[Stored items from a collection]
_ _ _ _ _ _ _

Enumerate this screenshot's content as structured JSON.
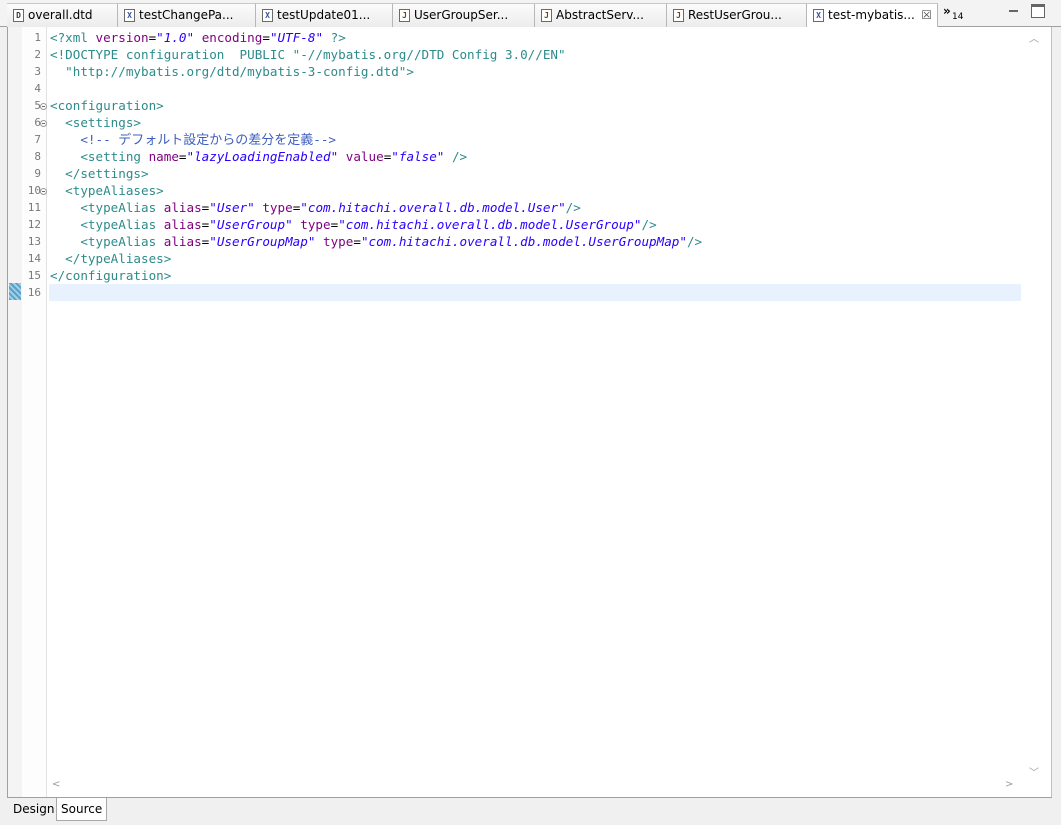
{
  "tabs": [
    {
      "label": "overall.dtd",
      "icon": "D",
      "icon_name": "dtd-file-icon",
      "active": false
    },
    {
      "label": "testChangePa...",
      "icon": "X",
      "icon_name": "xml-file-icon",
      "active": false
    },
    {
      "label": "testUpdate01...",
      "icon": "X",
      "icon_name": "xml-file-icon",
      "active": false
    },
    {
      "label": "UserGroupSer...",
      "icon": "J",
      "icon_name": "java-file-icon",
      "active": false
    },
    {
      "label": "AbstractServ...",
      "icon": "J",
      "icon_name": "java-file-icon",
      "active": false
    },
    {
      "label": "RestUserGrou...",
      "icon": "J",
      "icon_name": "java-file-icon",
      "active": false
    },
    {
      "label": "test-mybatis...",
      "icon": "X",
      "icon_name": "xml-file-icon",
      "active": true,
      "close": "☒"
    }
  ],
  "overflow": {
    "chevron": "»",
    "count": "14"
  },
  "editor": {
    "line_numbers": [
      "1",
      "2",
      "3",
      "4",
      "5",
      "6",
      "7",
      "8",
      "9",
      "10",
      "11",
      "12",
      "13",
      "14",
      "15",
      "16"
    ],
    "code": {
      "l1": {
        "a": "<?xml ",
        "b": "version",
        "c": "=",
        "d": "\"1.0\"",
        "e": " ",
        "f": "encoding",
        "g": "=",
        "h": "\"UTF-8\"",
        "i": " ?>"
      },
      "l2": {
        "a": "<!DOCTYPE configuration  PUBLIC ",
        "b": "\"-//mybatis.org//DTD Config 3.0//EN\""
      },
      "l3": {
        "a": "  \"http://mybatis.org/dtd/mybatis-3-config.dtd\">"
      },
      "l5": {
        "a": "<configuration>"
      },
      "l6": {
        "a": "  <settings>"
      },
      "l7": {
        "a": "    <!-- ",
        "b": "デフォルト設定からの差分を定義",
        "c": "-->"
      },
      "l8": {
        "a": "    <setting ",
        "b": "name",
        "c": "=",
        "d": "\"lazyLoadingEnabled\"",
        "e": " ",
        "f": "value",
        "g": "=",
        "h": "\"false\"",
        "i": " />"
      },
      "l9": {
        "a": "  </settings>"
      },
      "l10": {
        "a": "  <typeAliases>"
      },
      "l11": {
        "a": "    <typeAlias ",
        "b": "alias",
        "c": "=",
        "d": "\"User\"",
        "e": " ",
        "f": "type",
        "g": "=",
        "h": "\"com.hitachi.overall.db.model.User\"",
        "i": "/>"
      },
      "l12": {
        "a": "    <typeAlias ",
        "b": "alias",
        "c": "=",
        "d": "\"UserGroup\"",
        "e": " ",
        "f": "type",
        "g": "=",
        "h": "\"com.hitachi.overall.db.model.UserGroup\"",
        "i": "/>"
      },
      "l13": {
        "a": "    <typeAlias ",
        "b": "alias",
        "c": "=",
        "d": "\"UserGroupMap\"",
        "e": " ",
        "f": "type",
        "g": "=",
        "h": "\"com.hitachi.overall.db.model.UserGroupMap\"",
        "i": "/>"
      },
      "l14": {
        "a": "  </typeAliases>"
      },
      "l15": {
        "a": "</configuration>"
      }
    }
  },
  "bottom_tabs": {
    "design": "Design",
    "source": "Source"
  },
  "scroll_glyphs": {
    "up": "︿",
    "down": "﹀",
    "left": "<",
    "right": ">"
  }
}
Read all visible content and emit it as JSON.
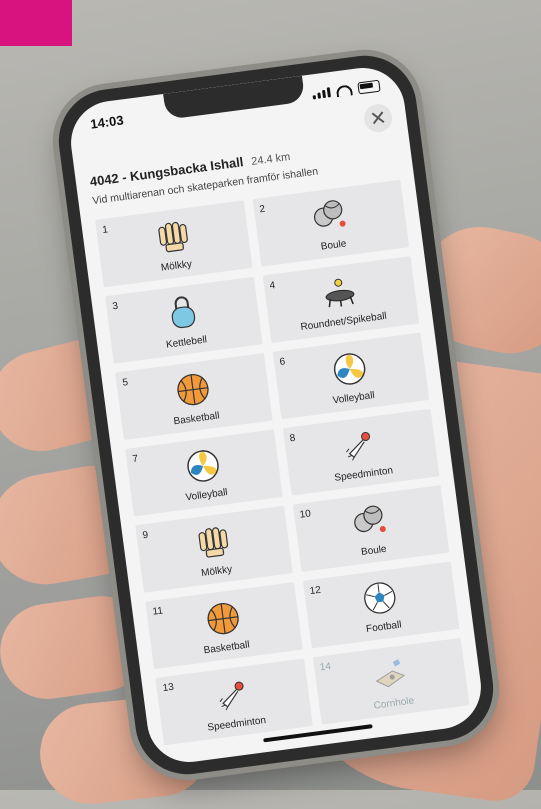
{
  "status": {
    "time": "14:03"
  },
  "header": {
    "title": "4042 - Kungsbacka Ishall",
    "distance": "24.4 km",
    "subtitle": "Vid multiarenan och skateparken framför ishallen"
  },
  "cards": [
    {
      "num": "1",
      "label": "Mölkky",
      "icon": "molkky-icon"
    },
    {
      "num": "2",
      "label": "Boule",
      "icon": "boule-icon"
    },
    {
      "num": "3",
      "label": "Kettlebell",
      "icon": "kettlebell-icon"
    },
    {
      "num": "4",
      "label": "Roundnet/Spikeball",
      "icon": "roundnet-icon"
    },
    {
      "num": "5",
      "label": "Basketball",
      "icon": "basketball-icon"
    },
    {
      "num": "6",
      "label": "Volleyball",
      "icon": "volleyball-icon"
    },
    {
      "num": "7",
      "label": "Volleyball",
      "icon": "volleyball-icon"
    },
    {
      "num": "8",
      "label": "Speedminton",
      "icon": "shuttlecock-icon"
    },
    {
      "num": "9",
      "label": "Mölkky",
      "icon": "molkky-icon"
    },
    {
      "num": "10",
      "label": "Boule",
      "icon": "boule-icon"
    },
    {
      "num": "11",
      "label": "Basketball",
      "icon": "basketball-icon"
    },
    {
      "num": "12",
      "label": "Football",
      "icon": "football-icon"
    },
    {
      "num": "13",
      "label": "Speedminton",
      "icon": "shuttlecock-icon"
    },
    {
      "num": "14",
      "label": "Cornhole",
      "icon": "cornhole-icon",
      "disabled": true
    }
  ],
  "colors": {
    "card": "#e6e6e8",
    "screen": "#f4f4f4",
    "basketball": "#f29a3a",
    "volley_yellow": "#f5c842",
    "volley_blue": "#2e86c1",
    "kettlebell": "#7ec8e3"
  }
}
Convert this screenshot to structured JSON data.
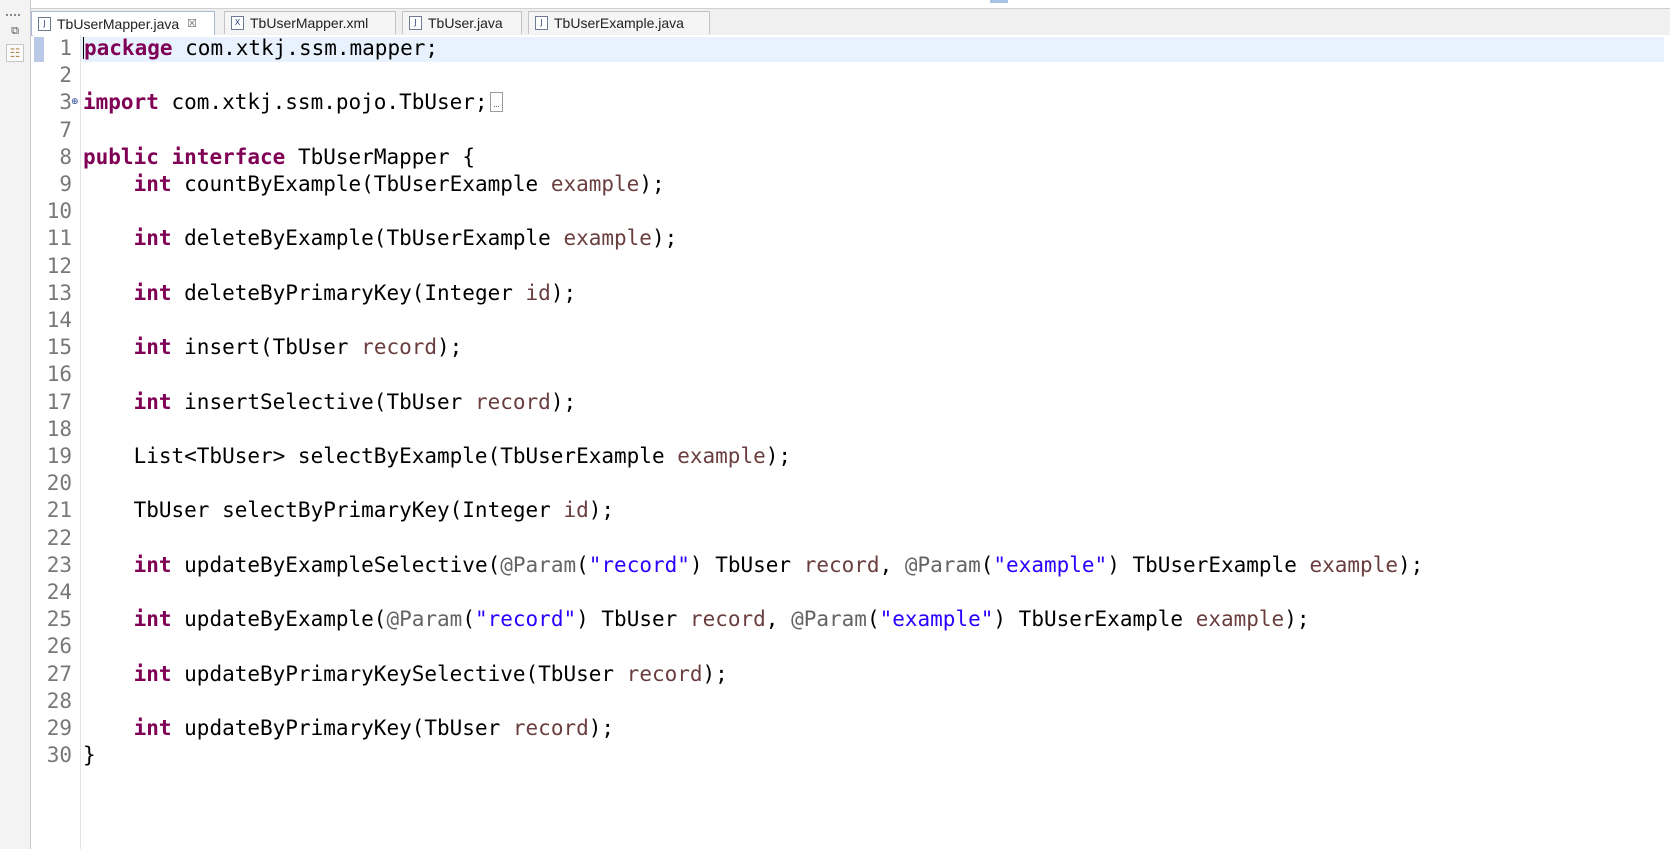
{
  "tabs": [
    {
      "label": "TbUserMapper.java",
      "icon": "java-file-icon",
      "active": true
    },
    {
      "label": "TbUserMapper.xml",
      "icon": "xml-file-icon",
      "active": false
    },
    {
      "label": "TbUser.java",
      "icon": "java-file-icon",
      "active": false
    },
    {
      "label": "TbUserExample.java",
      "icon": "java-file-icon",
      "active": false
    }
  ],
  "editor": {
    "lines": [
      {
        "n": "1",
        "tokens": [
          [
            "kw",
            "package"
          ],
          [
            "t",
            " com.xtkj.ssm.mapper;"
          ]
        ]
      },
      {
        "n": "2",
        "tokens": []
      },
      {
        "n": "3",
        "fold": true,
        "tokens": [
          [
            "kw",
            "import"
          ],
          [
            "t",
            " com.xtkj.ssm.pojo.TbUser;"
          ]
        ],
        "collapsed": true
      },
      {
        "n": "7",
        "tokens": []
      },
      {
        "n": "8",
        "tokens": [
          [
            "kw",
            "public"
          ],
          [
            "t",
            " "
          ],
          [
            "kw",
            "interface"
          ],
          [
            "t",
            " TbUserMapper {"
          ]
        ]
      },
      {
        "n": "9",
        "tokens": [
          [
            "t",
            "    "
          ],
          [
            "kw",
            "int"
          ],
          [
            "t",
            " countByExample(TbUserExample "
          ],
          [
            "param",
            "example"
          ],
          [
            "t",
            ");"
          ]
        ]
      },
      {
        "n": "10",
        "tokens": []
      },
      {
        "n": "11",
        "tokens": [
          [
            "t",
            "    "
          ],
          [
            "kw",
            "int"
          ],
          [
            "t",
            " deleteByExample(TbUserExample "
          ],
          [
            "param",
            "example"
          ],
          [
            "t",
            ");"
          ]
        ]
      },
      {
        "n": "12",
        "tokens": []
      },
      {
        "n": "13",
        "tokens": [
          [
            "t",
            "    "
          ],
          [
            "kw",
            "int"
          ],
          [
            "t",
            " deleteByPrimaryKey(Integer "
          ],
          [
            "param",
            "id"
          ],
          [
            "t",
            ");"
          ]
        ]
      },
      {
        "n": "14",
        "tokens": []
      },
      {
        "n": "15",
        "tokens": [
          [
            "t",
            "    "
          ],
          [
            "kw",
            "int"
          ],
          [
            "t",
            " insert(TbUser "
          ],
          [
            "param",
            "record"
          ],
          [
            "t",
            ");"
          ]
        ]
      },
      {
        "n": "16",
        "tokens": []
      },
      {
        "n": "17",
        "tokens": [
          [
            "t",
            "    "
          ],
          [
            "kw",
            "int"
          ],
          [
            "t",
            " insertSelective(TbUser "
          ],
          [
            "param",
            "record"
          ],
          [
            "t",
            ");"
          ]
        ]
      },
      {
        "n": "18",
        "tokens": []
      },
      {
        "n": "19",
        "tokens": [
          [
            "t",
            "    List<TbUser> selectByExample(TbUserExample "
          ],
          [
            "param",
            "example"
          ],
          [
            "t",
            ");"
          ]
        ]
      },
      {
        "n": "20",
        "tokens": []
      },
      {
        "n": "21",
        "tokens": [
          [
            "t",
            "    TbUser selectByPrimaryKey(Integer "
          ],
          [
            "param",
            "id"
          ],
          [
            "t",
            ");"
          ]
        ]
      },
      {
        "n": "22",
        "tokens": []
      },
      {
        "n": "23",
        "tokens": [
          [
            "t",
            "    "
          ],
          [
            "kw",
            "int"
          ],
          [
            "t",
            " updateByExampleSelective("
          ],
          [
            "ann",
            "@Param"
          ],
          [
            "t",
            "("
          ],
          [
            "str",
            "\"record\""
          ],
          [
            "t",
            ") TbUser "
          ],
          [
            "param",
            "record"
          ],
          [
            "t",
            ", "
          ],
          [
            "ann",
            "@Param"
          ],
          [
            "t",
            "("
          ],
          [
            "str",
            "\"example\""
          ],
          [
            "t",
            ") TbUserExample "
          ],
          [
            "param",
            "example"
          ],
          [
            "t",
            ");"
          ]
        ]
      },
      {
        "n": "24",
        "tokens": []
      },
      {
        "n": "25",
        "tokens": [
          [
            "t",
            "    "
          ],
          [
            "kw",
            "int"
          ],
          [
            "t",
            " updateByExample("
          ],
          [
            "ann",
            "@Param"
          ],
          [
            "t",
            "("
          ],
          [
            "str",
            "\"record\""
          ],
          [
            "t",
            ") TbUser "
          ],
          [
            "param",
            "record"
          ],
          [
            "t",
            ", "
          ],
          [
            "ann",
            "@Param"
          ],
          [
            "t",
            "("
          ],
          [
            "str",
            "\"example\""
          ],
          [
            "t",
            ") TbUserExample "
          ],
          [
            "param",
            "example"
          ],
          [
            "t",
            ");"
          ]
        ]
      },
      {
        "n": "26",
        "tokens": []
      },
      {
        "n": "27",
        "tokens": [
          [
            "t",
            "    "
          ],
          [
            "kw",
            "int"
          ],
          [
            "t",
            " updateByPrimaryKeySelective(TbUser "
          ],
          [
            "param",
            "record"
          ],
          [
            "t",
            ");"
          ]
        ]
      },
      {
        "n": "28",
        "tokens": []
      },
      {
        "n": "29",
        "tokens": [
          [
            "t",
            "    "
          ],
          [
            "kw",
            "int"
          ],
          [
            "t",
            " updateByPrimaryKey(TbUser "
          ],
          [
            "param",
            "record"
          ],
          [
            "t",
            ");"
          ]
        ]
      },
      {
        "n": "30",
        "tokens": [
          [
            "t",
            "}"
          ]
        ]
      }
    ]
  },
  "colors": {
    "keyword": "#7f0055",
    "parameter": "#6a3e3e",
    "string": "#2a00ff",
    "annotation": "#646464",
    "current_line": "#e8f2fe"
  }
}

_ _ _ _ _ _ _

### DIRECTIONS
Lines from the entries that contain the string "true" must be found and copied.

### RESULT BELOW
      "active": true,
      "disabled": true
      "active": true
        "fold": true,
        "collapsed": true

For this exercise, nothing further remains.